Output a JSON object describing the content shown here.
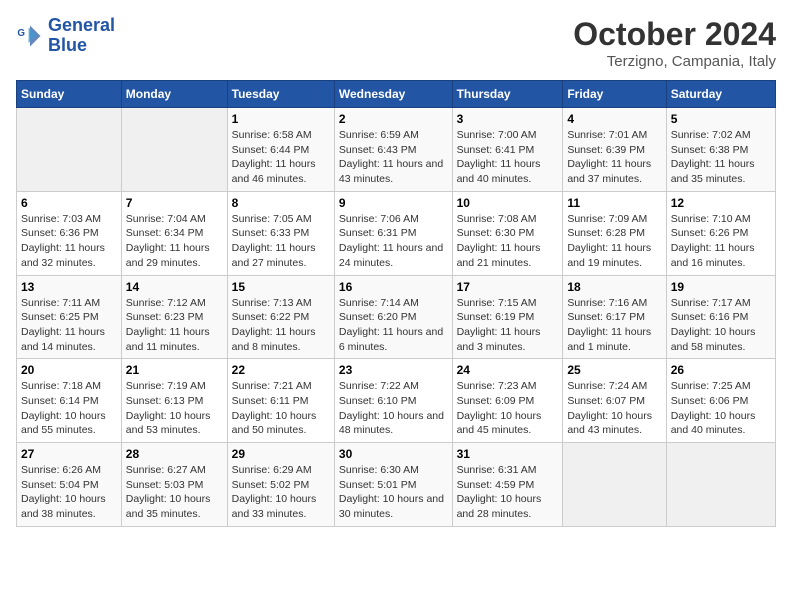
{
  "logo": {
    "line1": "General",
    "line2": "Blue"
  },
  "title": "October 2024",
  "location": "Terzigno, Campania, Italy",
  "weekdays": [
    "Sunday",
    "Monday",
    "Tuesday",
    "Wednesday",
    "Thursday",
    "Friday",
    "Saturday"
  ],
  "weeks": [
    [
      {
        "day": "",
        "info": ""
      },
      {
        "day": "",
        "info": ""
      },
      {
        "day": "1",
        "info": "Sunrise: 6:58 AM\nSunset: 6:44 PM\nDaylight: 11 hours and 46 minutes."
      },
      {
        "day": "2",
        "info": "Sunrise: 6:59 AM\nSunset: 6:43 PM\nDaylight: 11 hours and 43 minutes."
      },
      {
        "day": "3",
        "info": "Sunrise: 7:00 AM\nSunset: 6:41 PM\nDaylight: 11 hours and 40 minutes."
      },
      {
        "day": "4",
        "info": "Sunrise: 7:01 AM\nSunset: 6:39 PM\nDaylight: 11 hours and 37 minutes."
      },
      {
        "day": "5",
        "info": "Sunrise: 7:02 AM\nSunset: 6:38 PM\nDaylight: 11 hours and 35 minutes."
      }
    ],
    [
      {
        "day": "6",
        "info": "Sunrise: 7:03 AM\nSunset: 6:36 PM\nDaylight: 11 hours and 32 minutes."
      },
      {
        "day": "7",
        "info": "Sunrise: 7:04 AM\nSunset: 6:34 PM\nDaylight: 11 hours and 29 minutes."
      },
      {
        "day": "8",
        "info": "Sunrise: 7:05 AM\nSunset: 6:33 PM\nDaylight: 11 hours and 27 minutes."
      },
      {
        "day": "9",
        "info": "Sunrise: 7:06 AM\nSunset: 6:31 PM\nDaylight: 11 hours and 24 minutes."
      },
      {
        "day": "10",
        "info": "Sunrise: 7:08 AM\nSunset: 6:30 PM\nDaylight: 11 hours and 21 minutes."
      },
      {
        "day": "11",
        "info": "Sunrise: 7:09 AM\nSunset: 6:28 PM\nDaylight: 11 hours and 19 minutes."
      },
      {
        "day": "12",
        "info": "Sunrise: 7:10 AM\nSunset: 6:26 PM\nDaylight: 11 hours and 16 minutes."
      }
    ],
    [
      {
        "day": "13",
        "info": "Sunrise: 7:11 AM\nSunset: 6:25 PM\nDaylight: 11 hours and 14 minutes."
      },
      {
        "day": "14",
        "info": "Sunrise: 7:12 AM\nSunset: 6:23 PM\nDaylight: 11 hours and 11 minutes."
      },
      {
        "day": "15",
        "info": "Sunrise: 7:13 AM\nSunset: 6:22 PM\nDaylight: 11 hours and 8 minutes."
      },
      {
        "day": "16",
        "info": "Sunrise: 7:14 AM\nSunset: 6:20 PM\nDaylight: 11 hours and 6 minutes."
      },
      {
        "day": "17",
        "info": "Sunrise: 7:15 AM\nSunset: 6:19 PM\nDaylight: 11 hours and 3 minutes."
      },
      {
        "day": "18",
        "info": "Sunrise: 7:16 AM\nSunset: 6:17 PM\nDaylight: 11 hours and 1 minute."
      },
      {
        "day": "19",
        "info": "Sunrise: 7:17 AM\nSunset: 6:16 PM\nDaylight: 10 hours and 58 minutes."
      }
    ],
    [
      {
        "day": "20",
        "info": "Sunrise: 7:18 AM\nSunset: 6:14 PM\nDaylight: 10 hours and 55 minutes."
      },
      {
        "day": "21",
        "info": "Sunrise: 7:19 AM\nSunset: 6:13 PM\nDaylight: 10 hours and 53 minutes."
      },
      {
        "day": "22",
        "info": "Sunrise: 7:21 AM\nSunset: 6:11 PM\nDaylight: 10 hours and 50 minutes."
      },
      {
        "day": "23",
        "info": "Sunrise: 7:22 AM\nSunset: 6:10 PM\nDaylight: 10 hours and 48 minutes."
      },
      {
        "day": "24",
        "info": "Sunrise: 7:23 AM\nSunset: 6:09 PM\nDaylight: 10 hours and 45 minutes."
      },
      {
        "day": "25",
        "info": "Sunrise: 7:24 AM\nSunset: 6:07 PM\nDaylight: 10 hours and 43 minutes."
      },
      {
        "day": "26",
        "info": "Sunrise: 7:25 AM\nSunset: 6:06 PM\nDaylight: 10 hours and 40 minutes."
      }
    ],
    [
      {
        "day": "27",
        "info": "Sunrise: 6:26 AM\nSunset: 5:04 PM\nDaylight: 10 hours and 38 minutes."
      },
      {
        "day": "28",
        "info": "Sunrise: 6:27 AM\nSunset: 5:03 PM\nDaylight: 10 hours and 35 minutes."
      },
      {
        "day": "29",
        "info": "Sunrise: 6:29 AM\nSunset: 5:02 PM\nDaylight: 10 hours and 33 minutes."
      },
      {
        "day": "30",
        "info": "Sunrise: 6:30 AM\nSunset: 5:01 PM\nDaylight: 10 hours and 30 minutes."
      },
      {
        "day": "31",
        "info": "Sunrise: 6:31 AM\nSunset: 4:59 PM\nDaylight: 10 hours and 28 minutes."
      },
      {
        "day": "",
        "info": ""
      },
      {
        "day": "",
        "info": ""
      }
    ]
  ]
}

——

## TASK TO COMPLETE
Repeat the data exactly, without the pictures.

## ANSWER BOX
Output a JSON object describing the content shown here.
{
  "logo": {
    "line1": "General",
    "line2": "Blue"
  },
  "title": "October 2024",
  "location": "Terzigno, Campania, Italy",
  "weekdays": [
    "Sunday",
    "Monday",
    "Tuesday",
    "Wednesday",
    "Thursday",
    "Friday",
    "Saturday"
  ],
  "weeks": [
    [
      {
        "day": "",
        "info": ""
      },
      {
        "day": "",
        "info": ""
      },
      {
        "day": "1",
        "info": "Sunrise: 6:58 AM\nSunset: 6:44 PM\nDaylight: 11 hours and 46 minutes."
      },
      {
        "day": "2",
        "info": "Sunrise: 6:59 AM\nSunset: 6:43 PM\nDaylight: 11 hours and 43 minutes."
      },
      {
        "day": "3",
        "info": "Sunrise: 7:00 AM\nSunset: 6:41 PM\nDaylight: 11 hours and 40 minutes."
      },
      {
        "day": "4",
        "info": "Sunrise: 7:01 AM\nSunset: 6:39 PM\nDaylight: 11 hours and 37 minutes."
      },
      {
        "day": "5",
        "info": "Sunrise: 7:02 AM\nSunset: 6:38 PM\nDaylight: 11 hours and 35 minutes."
      }
    ],
    [
      {
        "day": "6",
        "info": "Sunrise: 7:03 AM\nSunset: 6:36 PM\nDaylight: 11 hours and 32 minutes."
      },
      {
        "day": "7",
        "info": "Sunrise: 7:04 AM\nSunset: 6:34 PM\nDaylight: 11 hours and 29 minutes."
      },
      {
        "day": "8",
        "info": "Sunrise: 7:05 AM\nSunset: 6:33 PM\nDaylight: 11 hours and 27 minutes."
      },
      {
        "day": "9",
        "info": "Sunrise: 7:06 AM\nSunset: 6:31 PM\nDaylight: 11 hours and 24 minutes."
      },
      {
        "day": "10",
        "info": "Sunrise: 7:08 AM\nSunset: 6:30 PM\nDaylight: 11 hours and 21 minutes."
      },
      {
        "day": "11",
        "info": "Sunrise: 7:09 AM\nSunset: 6:28 PM\nDaylight: 11 hours and 19 minutes."
      },
      {
        "day": "12",
        "info": "Sunrise: 7:10 AM\nSunset: 6:26 PM\nDaylight: 11 hours and 16 minutes."
      }
    ],
    [
      {
        "day": "13",
        "info": "Sunrise: 7:11 AM\nSunset: 6:25 PM\nDaylight: 11 hours and 14 minutes."
      },
      {
        "day": "14",
        "info": "Sunrise: 7:12 AM\nSunset: 6:23 PM\nDaylight: 11 hours and 11 minutes."
      },
      {
        "day": "15",
        "info": "Sunrise: 7:13 AM\nSunset: 6:22 PM\nDaylight: 11 hours and 8 minutes."
      },
      {
        "day": "16",
        "info": "Sunrise: 7:14 AM\nSunset: 6:20 PM\nDaylight: 11 hours and 6 minutes."
      },
      {
        "day": "17",
        "info": "Sunrise: 7:15 AM\nSunset: 6:19 PM\nDaylight: 11 hours and 3 minutes."
      },
      {
        "day": "18",
        "info": "Sunrise: 7:16 AM\nSunset: 6:17 PM\nDaylight: 11 hours and 1 minute."
      },
      {
        "day": "19",
        "info": "Sunrise: 7:17 AM\nSunset: 6:16 PM\nDaylight: 10 hours and 58 minutes."
      }
    ],
    [
      {
        "day": "20",
        "info": "Sunrise: 7:18 AM\nSunset: 6:14 PM\nDaylight: 10 hours and 55 minutes."
      },
      {
        "day": "21",
        "info": "Sunrise: 7:19 AM\nSunset: 6:13 PM\nDaylight: 10 hours and 53 minutes."
      },
      {
        "day": "22",
        "info": "Sunrise: 7:21 AM\nSunset: 6:11 PM\nDaylight: 10 hours and 50 minutes."
      },
      {
        "day": "23",
        "info": "Sunrise: 7:22 AM\nSunset: 6:10 PM\nDaylight: 10 hours and 48 minutes."
      },
      {
        "day": "24",
        "info": "Sunrise: 7:23 AM\nSunset: 6:09 PM\nDaylight: 10 hours and 45 minutes."
      },
      {
        "day": "25",
        "info": "Sunrise: 7:24 AM\nSunset: 6:07 PM\nDaylight: 10 hours and 43 minutes."
      },
      {
        "day": "26",
        "info": "Sunrise: 7:25 AM\nSunset: 6:06 PM\nDaylight: 10 hours and 40 minutes."
      }
    ],
    [
      {
        "day": "27",
        "info": "Sunrise: 6:26 AM\nSunset: 5:04 PM\nDaylight: 10 hours and 38 minutes."
      },
      {
        "day": "28",
        "info": "Sunrise: 6:27 AM\nSunset: 5:03 PM\nDaylight: 10 hours and 35 minutes."
      },
      {
        "day": "29",
        "info": "Sunrise: 6:29 AM\nSunset: 5:02 PM\nDaylight: 10 hours and 33 minutes."
      },
      {
        "day": "30",
        "info": "Sunrise: 6:30 AM\nSunset: 5:01 PM\nDaylight: 10 hours and 30 minutes."
      },
      {
        "day": "31",
        "info": "Sunrise: 6:31 AM\nSunset: 4:59 PM\nDaylight: 10 hours and 28 minutes."
      },
      {
        "day": "",
        "info": ""
      },
      {
        "day": "",
        "info": ""
      }
    ]
  ]
}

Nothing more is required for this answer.